They showed me that quality learning experiences are essential.  I struggled for years against poor funding, poor resources and poor opportunities for these exceptional people who needed these types of opportunities.  Now, I will take these lessons I learned and try to create a learning environment where all of these experiences are celebrated.  Yes….I am opening my own learning commons, a place for learners, creators, makers and risk-takers of all ages can find the resources they need.  I plan to teach only own terms and try to make a difference in the only way I know how.  That is something I learned was important from my students as well.

Wednesday, July 2, 2014

Promoting Inquiry in the Classroom - Exploring Ecosystems
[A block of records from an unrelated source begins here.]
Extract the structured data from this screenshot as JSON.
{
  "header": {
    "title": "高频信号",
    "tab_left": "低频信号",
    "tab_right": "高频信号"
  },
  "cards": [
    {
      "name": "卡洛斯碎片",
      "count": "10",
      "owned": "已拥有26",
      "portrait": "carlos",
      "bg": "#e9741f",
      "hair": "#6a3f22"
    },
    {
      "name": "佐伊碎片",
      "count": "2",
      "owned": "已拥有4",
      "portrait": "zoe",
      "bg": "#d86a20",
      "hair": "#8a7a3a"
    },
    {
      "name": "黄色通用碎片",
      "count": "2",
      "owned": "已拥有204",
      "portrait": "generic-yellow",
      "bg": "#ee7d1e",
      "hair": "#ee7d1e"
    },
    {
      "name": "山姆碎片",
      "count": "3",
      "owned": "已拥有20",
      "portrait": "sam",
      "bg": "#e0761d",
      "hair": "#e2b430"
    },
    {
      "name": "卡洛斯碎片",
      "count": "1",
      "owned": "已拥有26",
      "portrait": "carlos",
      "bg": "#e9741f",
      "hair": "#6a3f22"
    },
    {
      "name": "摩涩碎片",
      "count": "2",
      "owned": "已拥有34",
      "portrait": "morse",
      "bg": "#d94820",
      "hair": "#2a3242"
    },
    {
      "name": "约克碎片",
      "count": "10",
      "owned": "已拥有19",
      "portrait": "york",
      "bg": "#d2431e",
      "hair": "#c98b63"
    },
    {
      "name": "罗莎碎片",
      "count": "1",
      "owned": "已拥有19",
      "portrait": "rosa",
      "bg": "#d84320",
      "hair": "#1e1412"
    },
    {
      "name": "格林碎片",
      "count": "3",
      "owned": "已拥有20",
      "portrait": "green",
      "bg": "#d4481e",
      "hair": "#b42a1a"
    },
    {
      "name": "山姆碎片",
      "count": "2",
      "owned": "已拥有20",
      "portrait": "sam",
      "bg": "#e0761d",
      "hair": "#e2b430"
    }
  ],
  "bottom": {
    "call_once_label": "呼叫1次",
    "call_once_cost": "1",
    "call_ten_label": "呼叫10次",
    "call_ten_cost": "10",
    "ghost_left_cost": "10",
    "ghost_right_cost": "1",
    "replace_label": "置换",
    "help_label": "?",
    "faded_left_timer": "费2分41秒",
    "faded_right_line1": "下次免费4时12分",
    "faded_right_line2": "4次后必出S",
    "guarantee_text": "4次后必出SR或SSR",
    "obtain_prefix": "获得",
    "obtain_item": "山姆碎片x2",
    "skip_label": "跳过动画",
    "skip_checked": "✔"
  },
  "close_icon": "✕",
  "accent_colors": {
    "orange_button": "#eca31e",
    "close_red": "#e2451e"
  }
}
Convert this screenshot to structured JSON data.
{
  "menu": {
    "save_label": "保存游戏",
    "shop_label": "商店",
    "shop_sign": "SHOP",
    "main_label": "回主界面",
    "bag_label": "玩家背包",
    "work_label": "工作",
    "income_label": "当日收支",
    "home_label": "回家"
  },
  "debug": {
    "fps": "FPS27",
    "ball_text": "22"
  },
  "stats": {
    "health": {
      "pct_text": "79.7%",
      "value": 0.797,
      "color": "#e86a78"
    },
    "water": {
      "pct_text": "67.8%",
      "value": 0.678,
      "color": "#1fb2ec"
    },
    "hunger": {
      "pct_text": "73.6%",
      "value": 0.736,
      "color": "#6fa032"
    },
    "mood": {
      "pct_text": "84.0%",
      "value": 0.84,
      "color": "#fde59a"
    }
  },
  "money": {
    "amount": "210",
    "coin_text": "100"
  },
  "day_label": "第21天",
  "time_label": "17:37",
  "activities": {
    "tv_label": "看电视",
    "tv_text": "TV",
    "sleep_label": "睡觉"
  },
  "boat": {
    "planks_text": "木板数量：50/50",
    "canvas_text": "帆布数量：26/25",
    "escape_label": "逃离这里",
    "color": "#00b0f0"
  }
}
This is a great hands-on science activity that can promote inquiry and understanding of the scientific process.  Students can explore different ecosystems (forest, meadow, beach, mountain) and gather data and evidence at each site in order to compare environmental factors such as plant life, animal life, humidity, wind speed, temperature and amount of light.  It would be best if the ecosystems are close by, for instance a forest and a meadow, in order to have the data collected at the same time and under similar conditions.  Have students measure and record the conditions in different ecosystems.  They can choose to use instruments such as thermometers, pH Meters or litmus paper, hygrometers (to measure humidity), compasses and cameras.  If students have access to smartphones or tablets they can use many available apps for altitude, barometers, pH and other measurements.  Google Earth will also allow them to pinpoint the location of the ecosystem using latitude and longitude and there are weather apps and resources that can also use.  Students can record their findings and display them in graphs, spreadsheets or an annotation program, such as Explain Everything, to share their results with others.  I have curated a collection of Science and Math measurement apps, many of which can support these activities.  These activities provide opportunities for students to make curriculum connections to the processes of Science, using Scientific instruments, measurement, graphing, understanding ecosystems and the integration of Numeracy into Science.

Use inquiry questions to support and guide student learning.  These questions need to be both open-ended and ones that require investigation, experimentation and collaboration to answer.  Smarter Science has created a question matrix to help frame inquiry questions.  Some examples are:

•  What evidence do you have?
•  What did you expect to find and why?
•  How was it different than other ecosystems?
•  What patterns, similarities and differences did you notice?
•  How can you explain these patterns, similarities and differences?
•  Why did you chose these instruments to work with?

This type of activity helps students develop their communication skills and the ability to share their observations and results with others.  This lesson is one of 5 included in my iBook - 5 Inquiry Activities.  The iBook can be downloaded for free from iTunes.